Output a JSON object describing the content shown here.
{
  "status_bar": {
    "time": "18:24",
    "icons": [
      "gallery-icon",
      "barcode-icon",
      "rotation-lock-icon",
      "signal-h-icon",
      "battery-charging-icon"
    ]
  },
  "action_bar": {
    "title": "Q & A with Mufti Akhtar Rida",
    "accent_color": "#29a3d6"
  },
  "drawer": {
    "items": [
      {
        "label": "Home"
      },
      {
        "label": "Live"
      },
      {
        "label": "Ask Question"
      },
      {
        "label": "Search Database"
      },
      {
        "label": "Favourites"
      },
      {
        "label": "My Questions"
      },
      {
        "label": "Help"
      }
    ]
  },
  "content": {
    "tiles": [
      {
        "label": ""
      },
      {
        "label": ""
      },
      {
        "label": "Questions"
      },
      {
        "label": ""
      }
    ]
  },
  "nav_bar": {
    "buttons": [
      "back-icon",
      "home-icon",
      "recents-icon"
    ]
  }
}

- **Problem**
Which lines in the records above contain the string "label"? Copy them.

- **Solved exercise**
        "label": "Home"
        "label": "Live"
        "label": "Ask Question"
        "label": "Search Database"
        "label": "Favourites"
        "label": "My Questions"
        "label": "Help"
        "label": ""
        "label": ""
        "label": "Questions"
        "label": ""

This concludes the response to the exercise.